Congratulations are in order for Michael Low for winning a second prize for his CSSH article “Ottoman Infrastructures of the Saudi Hydro-State: The Technopolitics of Pilgrimage and Potable Water in the Hijaz” (CSSH 57-4, 2015). This one is the international prize awarded biannually by Comité International des Études Pré-Ottomanes et Ottomanes (CIEPO) for the best article by an early-career scholar in Ottoman and/or Pre-Ottoman Studies. As we noted recently, the paper also won the American Society for Environmental History’s Alice Hamilton Prize for Best Article outside Environmental History.
CSSH Co-Editor Geneviève Zubrzycki (CSSH 58-1, 2016, “Nationalism, ‘Philosemitism,’ and Symbolic Boundary-Making in Contemporary Poland”) has a new book, Beheading the Saint: Nationalism, Religion, and Secularism in Quebec (University of Chicago Press, 2016). Here is an overview of the book from the UCP website:
Through much of its existence, Québec’s neighbors called it the “priest-ridden province.” Today, however, Québec society is staunchly secular, with a modern welfare state built on lay provision of social services—a transformation rooted in the “Quiet Revolution” of the 1960s. In Beheading the Saint, Geneviève Zubrzycki studies that transformation through a close investigation of the annual Feast of St. John the Baptist of June 24. The celebrations of that national holiday, she shows, provided a venue for a public contesting of the dominant ethno-Catholic conception of French Canadian identity and, via the violent rejection of Catholic symbols, the articulation of a new, secular Québécois identity. From there, Zubrzycki extends her analysis to the present, looking at the role of Québécois identity in recent debates over immigration, the place of religious symbols in the public sphere, and the politics of cultural heritage—issues that also offer insight on similar debates elsewhere in the world.
Rebecca Gould (CSSH 57-1, 2015, “Ijtihād against Madhhab: Legal Hybridity and the Meanings of Modernity in Early Modern Daghestan“) has a new book: Writers & Rebels: The Literature of Insurgency in the Caucasus (Yale University Press, 2016). Here is a press overview:
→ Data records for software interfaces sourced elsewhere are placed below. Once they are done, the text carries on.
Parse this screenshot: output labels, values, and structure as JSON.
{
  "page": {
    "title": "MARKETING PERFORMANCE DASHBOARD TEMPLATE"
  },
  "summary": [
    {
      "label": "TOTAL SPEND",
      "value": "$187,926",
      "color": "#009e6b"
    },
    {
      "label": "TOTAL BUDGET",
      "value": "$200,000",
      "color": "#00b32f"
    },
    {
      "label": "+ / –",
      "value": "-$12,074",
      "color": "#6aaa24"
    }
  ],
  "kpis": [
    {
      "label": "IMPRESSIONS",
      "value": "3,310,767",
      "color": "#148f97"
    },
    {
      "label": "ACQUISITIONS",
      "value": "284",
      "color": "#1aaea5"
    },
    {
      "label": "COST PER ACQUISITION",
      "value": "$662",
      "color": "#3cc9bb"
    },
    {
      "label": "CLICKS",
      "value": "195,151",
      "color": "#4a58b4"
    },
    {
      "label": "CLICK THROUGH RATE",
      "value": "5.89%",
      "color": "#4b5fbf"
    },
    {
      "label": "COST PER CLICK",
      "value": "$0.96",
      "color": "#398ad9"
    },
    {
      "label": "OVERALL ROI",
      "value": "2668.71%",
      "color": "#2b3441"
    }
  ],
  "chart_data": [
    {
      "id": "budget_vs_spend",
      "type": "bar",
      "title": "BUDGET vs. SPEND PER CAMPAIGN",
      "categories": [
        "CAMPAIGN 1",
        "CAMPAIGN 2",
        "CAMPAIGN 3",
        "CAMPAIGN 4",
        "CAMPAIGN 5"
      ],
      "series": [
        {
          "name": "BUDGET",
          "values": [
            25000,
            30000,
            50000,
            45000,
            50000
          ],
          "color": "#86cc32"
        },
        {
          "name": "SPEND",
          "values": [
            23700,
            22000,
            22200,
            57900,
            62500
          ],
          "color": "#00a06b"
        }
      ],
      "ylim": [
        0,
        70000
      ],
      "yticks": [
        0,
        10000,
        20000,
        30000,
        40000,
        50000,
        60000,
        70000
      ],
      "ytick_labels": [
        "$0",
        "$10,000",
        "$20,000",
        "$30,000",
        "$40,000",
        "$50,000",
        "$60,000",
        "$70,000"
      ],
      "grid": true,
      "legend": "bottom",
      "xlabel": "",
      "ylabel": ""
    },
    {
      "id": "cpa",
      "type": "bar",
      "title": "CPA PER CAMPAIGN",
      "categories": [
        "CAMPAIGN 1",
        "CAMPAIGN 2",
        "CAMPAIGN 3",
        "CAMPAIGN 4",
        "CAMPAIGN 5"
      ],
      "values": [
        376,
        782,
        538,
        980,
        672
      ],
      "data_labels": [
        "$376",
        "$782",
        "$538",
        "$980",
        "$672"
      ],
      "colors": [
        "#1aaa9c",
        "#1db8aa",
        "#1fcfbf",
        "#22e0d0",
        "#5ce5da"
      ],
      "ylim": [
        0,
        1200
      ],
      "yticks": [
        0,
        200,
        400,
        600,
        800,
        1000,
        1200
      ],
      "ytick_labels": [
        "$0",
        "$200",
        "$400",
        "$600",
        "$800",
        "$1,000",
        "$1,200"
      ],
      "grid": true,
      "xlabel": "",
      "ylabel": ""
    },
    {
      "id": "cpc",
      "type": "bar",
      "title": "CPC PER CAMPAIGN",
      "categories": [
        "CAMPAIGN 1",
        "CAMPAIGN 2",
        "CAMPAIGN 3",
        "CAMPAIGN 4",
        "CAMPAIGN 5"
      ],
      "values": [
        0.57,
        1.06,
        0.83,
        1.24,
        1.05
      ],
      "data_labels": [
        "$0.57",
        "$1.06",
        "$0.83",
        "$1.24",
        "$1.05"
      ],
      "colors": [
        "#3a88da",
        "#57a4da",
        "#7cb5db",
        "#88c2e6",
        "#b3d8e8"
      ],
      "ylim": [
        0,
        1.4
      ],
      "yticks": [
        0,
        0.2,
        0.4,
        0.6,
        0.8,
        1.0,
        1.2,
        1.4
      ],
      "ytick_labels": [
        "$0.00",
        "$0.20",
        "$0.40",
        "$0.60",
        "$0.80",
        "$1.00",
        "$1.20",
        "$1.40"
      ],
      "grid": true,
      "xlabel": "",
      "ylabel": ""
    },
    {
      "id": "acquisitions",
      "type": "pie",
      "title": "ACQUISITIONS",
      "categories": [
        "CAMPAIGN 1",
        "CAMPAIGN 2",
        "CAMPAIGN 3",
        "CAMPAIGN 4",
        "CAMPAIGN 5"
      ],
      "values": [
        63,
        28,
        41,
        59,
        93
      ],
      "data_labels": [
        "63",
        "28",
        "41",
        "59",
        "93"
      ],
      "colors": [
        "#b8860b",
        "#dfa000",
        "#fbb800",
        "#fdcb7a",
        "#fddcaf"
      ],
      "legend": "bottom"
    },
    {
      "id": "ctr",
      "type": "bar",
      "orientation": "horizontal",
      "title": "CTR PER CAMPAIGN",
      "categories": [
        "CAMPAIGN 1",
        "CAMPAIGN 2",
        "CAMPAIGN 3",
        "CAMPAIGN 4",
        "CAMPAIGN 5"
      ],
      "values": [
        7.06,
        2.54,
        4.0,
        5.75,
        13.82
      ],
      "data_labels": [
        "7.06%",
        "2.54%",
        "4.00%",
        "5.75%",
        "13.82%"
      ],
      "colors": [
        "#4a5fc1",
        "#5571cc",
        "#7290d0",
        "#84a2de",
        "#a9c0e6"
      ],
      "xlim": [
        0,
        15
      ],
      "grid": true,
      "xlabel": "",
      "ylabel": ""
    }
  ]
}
Spanning the period between the end of the Russo-Caucasian War and the death of the first female Chechen suicide bomber, this groundbreaking book is the first to compare Georgian, Chechen, and Daghestani depictions of anticolonial insurgency. Rebecca Gould draws from previously untapped archival sources as well as from prose, poetry, and oral narratives to assess the impact of Tsarist and Soviet rule in the Islamic Caucasus. Examining literary representations of social banditry to tell the story of Russian colonialism from the vantage point of its subjects, among numerous other themes, Gould argues that the literatures of anticolonial insurgency constitute a veritable resistance—or “transgressive sanctity”—to colonialism.